Another aspect important to the application of CASUS, its derivatives, and other LUTS questionnaires is the accuracy of recall in self-report—i.e., most questionnaires ask individuals to provide assessments of their symptoms within a specified time, such as the past 7 days. Because this could affect the robustness of LUTS data obtained via CASUS, etc., LURN investigators performed another study, in which they obtained daily responses to 18 CASUS items over 7- and 30-day periods, averaged them, and compared them to the corresponding 7- or 30-day recall versions of responses to the items. This study demonstrated good tracking of recall responses with averaged daily responses, with minimal bias—i.e., over- or underreporting of symptoms—supporting the continued use of both 7- and 30-day recall questionnaires in the assessment of LUTS.
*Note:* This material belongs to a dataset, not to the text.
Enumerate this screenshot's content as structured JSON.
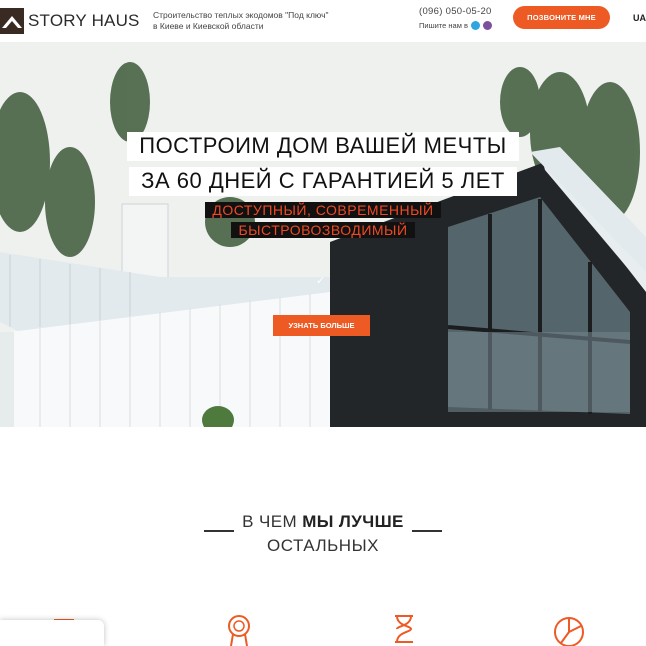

Much remains to be learned about LUTS—their causes, development, and how best to manage and treat people experiencing these symptoms. Through multiple activities—including the use and development of improved questionnaires— in MAPP, LURN, and other investigations such as the NIDDK’s Prevention of Lower Urinary Tract Research Consortium (PLUS), more comprehensive subgrouping of people with LUTS and LUTS-predominant conditions is now possible, with important implications for future trial design and clinical management.